PREMIUMIndonesia noncommittal on US Osprey sale

first_imgLOG INDon’t have an account?

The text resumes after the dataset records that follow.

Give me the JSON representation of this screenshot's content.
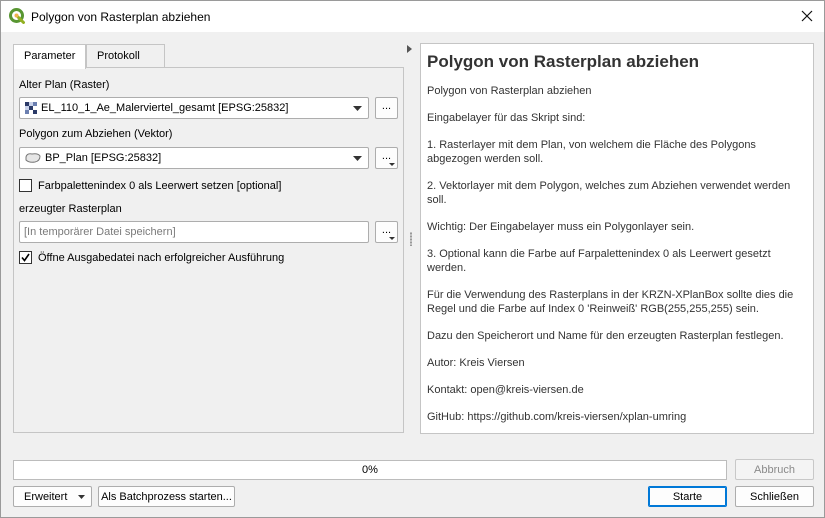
{
  "window": {
    "title": "Polygon von Rasterplan abziehen",
    "icon": "qgis-icon",
    "close_icon": "close-icon"
  },
  "tabs": [
    {
      "label": "Parameter",
      "active": true
    },
    {
      "label": "Protokoll",
      "active": false
    }
  ],
  "params": {
    "raster_label": "Alter Plan (Raster)",
    "raster_value": "EL_110_1_Ae_Malerviertel_gesamt [EPSG:25832]",
    "vector_label": "Polygon zum Abziehen (Vektor)",
    "vector_value": "BP_Plan [EPSG:25832]",
    "nodata_checkbox_label": "Farbpalettenindex 0 als Leerwert setzen [optional]",
    "nodata_checked": false,
    "output_label": "erzeugter Rasterplan",
    "output_placeholder": "[In temporärer Datei speichern]",
    "open_output_label": "Öffne Ausgabedatei nach erfolgreicher Ausführung",
    "open_output_checked": true,
    "browse_label": "..."
  },
  "help": {
    "title": "Polygon von Rasterplan abziehen",
    "paragraphs": [
      "Polygon von Rasterplan abziehen",
      "Eingabelayer für das Skript sind:",
      "1. Rasterlayer mit dem Plan, von welchem die Fläche des Polygons abgezogen werden soll.",
      "2. Vektorlayer mit dem Polygon, welches zum Abziehen verwendet werden soll.",
      "Wichtig: Der Eingabelayer muss ein Polygonlayer sein.",
      "3. Optional kann die Farbe auf Farpalettenindex 0 als Leerwert gesetzt werden.",
      "Für die Verwendung des Rasterplans in der KRZN-XPlanBox sollte dies die Regel und die Farbe auf Index 0 'Reinweiß' RGB(255,255,255) sein.",
      "Dazu den Speicherort und Name für den erzeugten Rasterplan festlegen.",
      "Autor: Kreis Viersen",
      "Kontakt: open@kreis-viersen.de",
      "GitHub: https://github.com/kreis-viersen/xplan-umring"
    ]
  },
  "progress": {
    "text": "0%",
    "value": 0
  },
  "buttons": {
    "cancel": "Abbruch",
    "advanced": "Erweitert",
    "batch": "Als Batchprozess starten...",
    "run": "Starte",
    "close": "Schließen"
  }
}
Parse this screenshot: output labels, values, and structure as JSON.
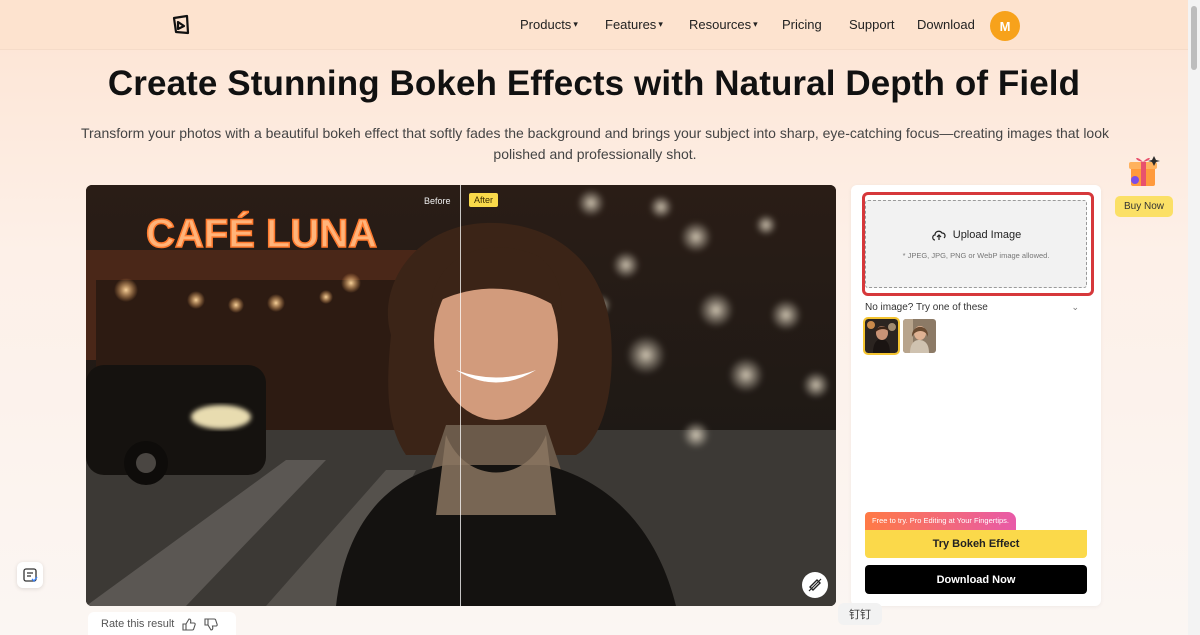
{
  "nav": {
    "items": [
      {
        "label": "Products",
        "dropdown": true
      },
      {
        "label": "Features",
        "dropdown": true
      },
      {
        "label": "Resources",
        "dropdown": true
      },
      {
        "label": "Pricing",
        "dropdown": false
      },
      {
        "label": "Support",
        "dropdown": false
      },
      {
        "label": "Download",
        "dropdown": false
      }
    ],
    "caret_glyph": "▾",
    "avatar_initial": "M"
  },
  "hero": {
    "title": "Create Stunning Bokeh Effects with Natural Depth of Field",
    "subtitle": "Transform your photos with a beautiful bokeh effect that softly fades the background and brings your subject into sharp, eye-catching focus—creating images that look polished and professionally shot."
  },
  "preview": {
    "before_label": "Before",
    "after_label": "After",
    "sign_text": "CAFÉ LUNA",
    "compare_icon": "compare-icon"
  },
  "upload": {
    "title": "Upload Image",
    "hint": "* JPEG, JPG, PNG or WebP image allowed.",
    "icon": "cloud-upload-icon"
  },
  "samples": {
    "heading": "No image? Try one of these",
    "count_selected": 1
  },
  "actions": {
    "promo_tag": "Free to try. Pro Editing at Your Fingertips.",
    "try_label": "Try Bokeh Effect",
    "download_label": "Download Now"
  },
  "side": {
    "buy_now_label": "Buy Now"
  },
  "rating": {
    "label": "Rate this result"
  },
  "floating": {
    "ding_label": "钉钉"
  },
  "colors": {
    "accent_yellow": "#fbd94a",
    "highlight_red": "#d6383b",
    "avatar_orange": "#f7a21b"
  }
}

Register here Facebook Log in with your social account Google Forgot Password ? geopolitics Indonesia Competition united-states China Prabowo-Subianto defense Jokowi defense-budget Topics : Linkedin Amid orders from President Joko “Jokowi” Widodo to the Defense Ministry to procure weapons from local arms manufacturers, the United States government has announced the possible sale of Osprey tilt-rotor aircraft worth US$2 billion to the Indonesian Military (TNI).The Defense Security Cooperation Agency (DSCA), an agency under the US Department of Defense, announced the possible sale of eight Osprey aircraft to Indonesia in a July 6 statement, saying that Indonesia could receive eight MV-22 Block C Osprey aircraft and related equipment, including navigation systems and technical support services, among other products.If approved, it will be the second time Indonesia has purchased US aircraft under the Foreign Military Sales (FMS) framework, following a 2013 deal in which Indonesia paid $500 million for eight new Apache AH-64E attack helicopters and Longbow radars.Un…last_img read more